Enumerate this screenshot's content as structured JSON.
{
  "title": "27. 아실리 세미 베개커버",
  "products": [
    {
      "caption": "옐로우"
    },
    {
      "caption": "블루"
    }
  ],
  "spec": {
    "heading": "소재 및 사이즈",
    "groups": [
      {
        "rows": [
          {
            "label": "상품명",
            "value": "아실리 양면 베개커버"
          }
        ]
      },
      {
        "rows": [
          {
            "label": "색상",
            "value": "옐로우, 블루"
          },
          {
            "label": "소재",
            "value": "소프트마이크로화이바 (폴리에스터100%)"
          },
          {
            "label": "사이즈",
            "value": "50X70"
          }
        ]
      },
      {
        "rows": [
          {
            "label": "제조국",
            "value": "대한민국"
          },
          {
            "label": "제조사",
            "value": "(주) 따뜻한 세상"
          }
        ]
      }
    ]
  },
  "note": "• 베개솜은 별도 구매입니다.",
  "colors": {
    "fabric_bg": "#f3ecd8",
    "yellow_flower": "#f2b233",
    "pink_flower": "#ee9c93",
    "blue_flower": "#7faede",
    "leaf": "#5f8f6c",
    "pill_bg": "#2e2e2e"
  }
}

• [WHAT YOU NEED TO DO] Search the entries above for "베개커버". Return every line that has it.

• [ANSWER TO THIS PROBLEM]
  "title": "27. 아실리 세미 베개커버",
            "value": "아실리 양면 베개커버"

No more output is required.